(Web page and app entries)
= Beginning of Section =

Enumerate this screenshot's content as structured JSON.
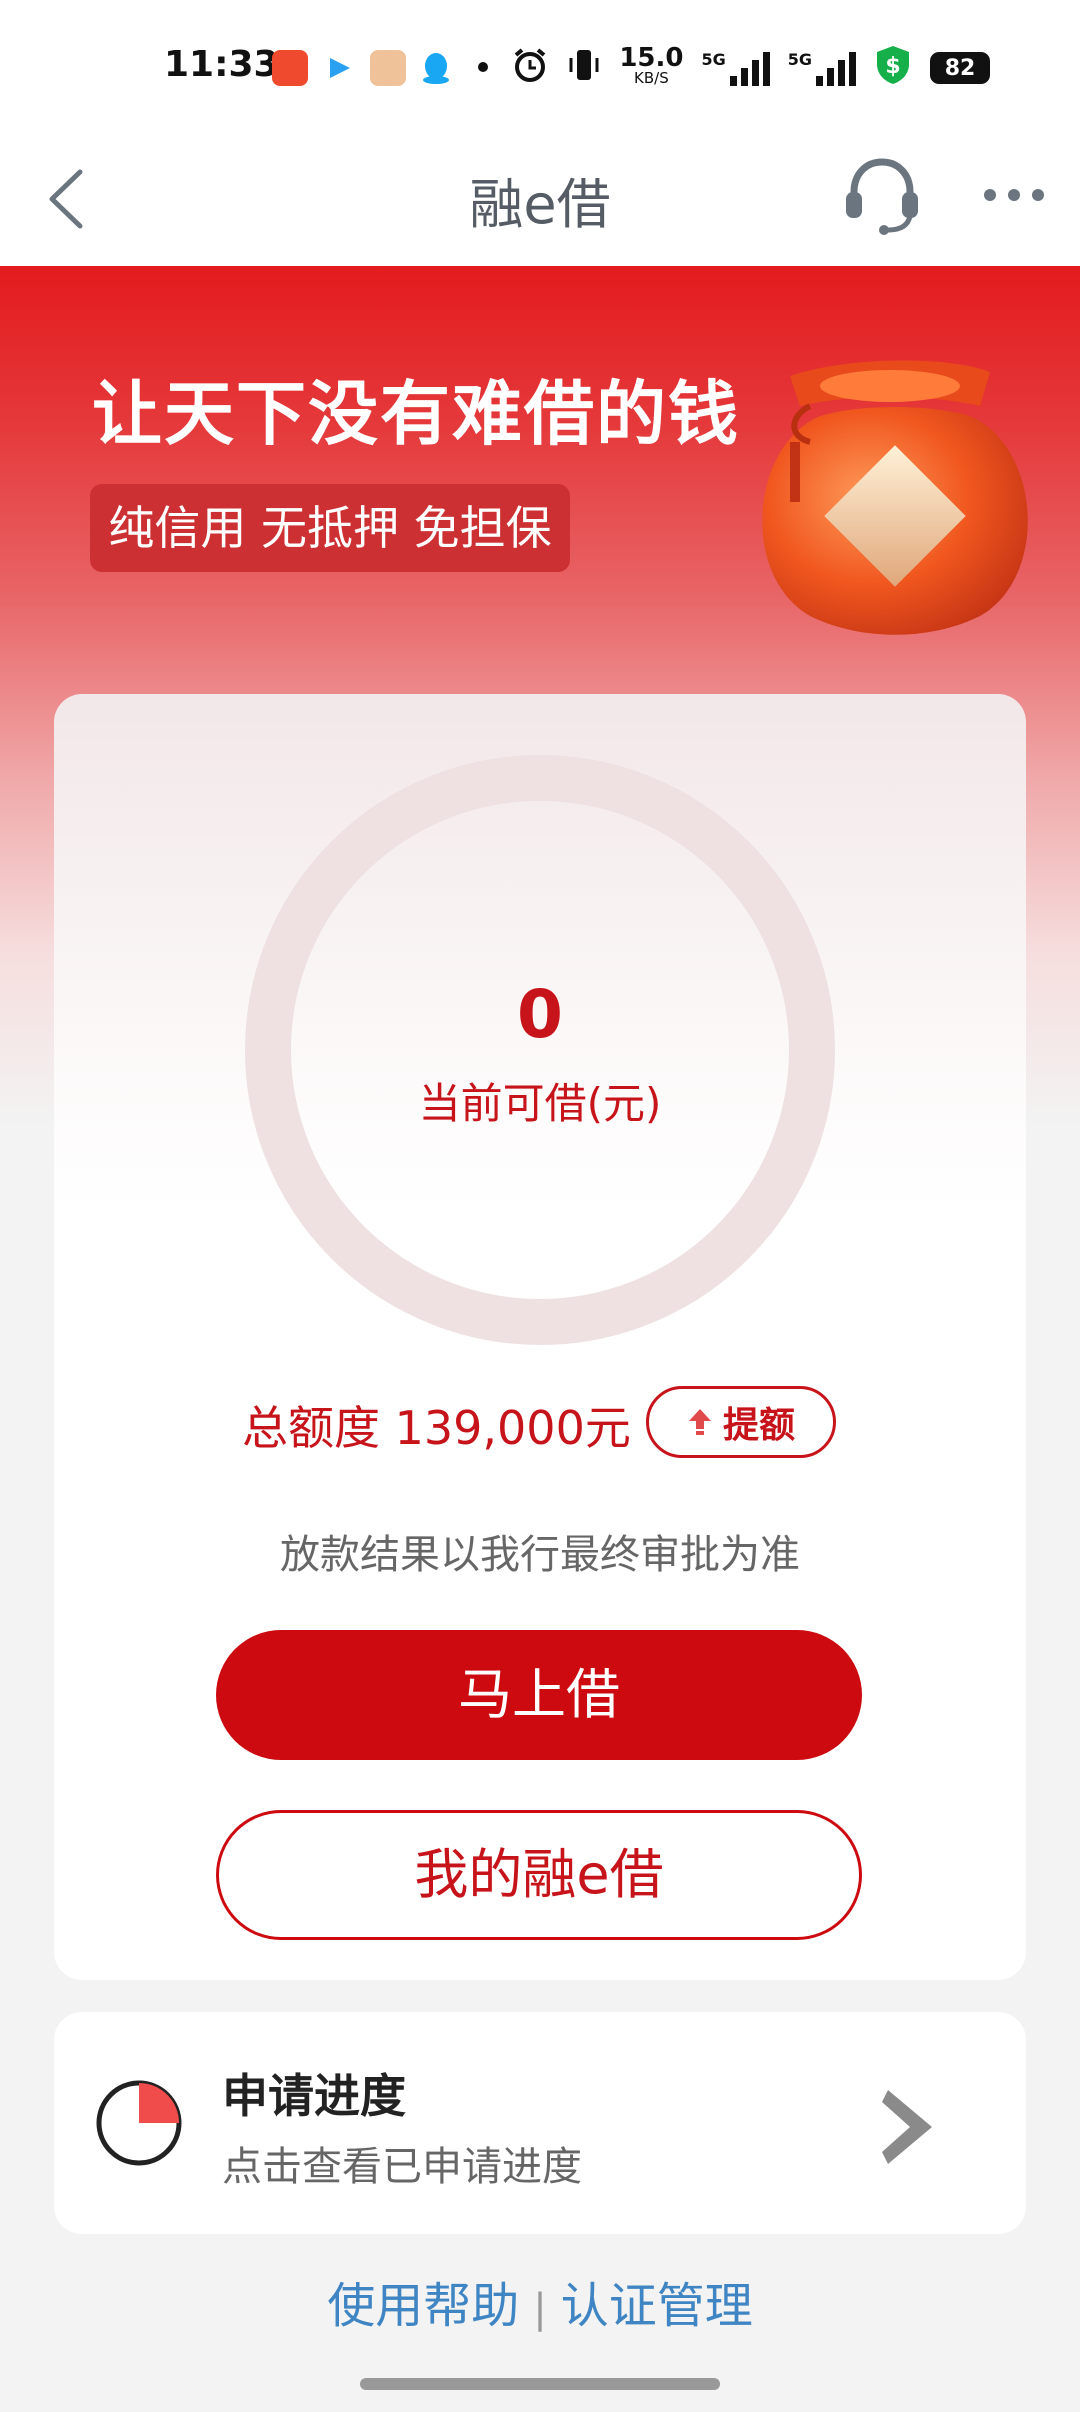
{
  "status_bar": {
    "time": "11:33",
    "network_speed": "15.0",
    "network_speed_unit": "KB/S",
    "signal_label_1": "5G",
    "signal_label_2": "5G",
    "battery": "82"
  },
  "nav": {
    "title": "融e借",
    "back_icon": "chevron-left-icon",
    "support_icon": "headset-icon",
    "more_icon": "more-icon"
  },
  "hero": {
    "headline": "让天下没有难借的钱",
    "subtitle": "纯信用 无抵押 免担保"
  },
  "credit": {
    "available_amount": "0",
    "available_label": "当前可借(元)",
    "total_label": "总额度 139,000元",
    "raise_label": "提额",
    "notice": "放款结果以我行最终审批为准",
    "borrow_button": "马上借",
    "my_loans_button": "我的融e借"
  },
  "progress": {
    "title": "申请进度",
    "subtitle": "点击查看已申请进度"
  },
  "footer": {
    "help_link": "使用帮助",
    "separator": "|",
    "auth_link": "认证管理"
  },
  "colors": {
    "brand_red": "#cc0a0f",
    "text_red": "#c7131a",
    "link_blue": "#3f85c3"
  }
}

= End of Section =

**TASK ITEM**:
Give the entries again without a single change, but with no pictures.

**ANSWER**:
Enumerate this screenshot's content as structured JSON.
{
  "status_bar": {
    "time": "11:33",
    "network_speed": "15.0",
    "network_speed_unit": "KB/S",
    "signal_label_1": "5G",
    "signal_label_2": "5G",
    "battery": "82"
  },
  "nav": {
    "title": "融e借",
    "back_icon": "chevron-left-icon",
    "support_icon": "headset-icon",
    "more_icon": "more-icon"
  },
  "hero": {
    "headline": "让天下没有难借的钱",
    "subtitle": "纯信用 无抵押 免担保"
  },
  "credit": {
    "available_amount": "0",
    "available_label": "当前可借(元)",
    "total_label": "总额度 139,000元",
    "raise_label": "提额",
    "notice": "放款结果以我行最终审批为准",
    "borrow_button": "马上借",
    "my_loans_button": "我的融e借"
  },
  "progress": {
    "title": "申请进度",
    "subtitle": "点击查看已申请进度"
  },
  "footer": {
    "help_link": "使用帮助",
    "separator": "|",
    "auth_link": "认证管理"
  },
  "colors": {
    "brand_red": "#cc0a0f",
    "text_red": "#c7131a",
    "link_blue": "#3f85c3"
  }
}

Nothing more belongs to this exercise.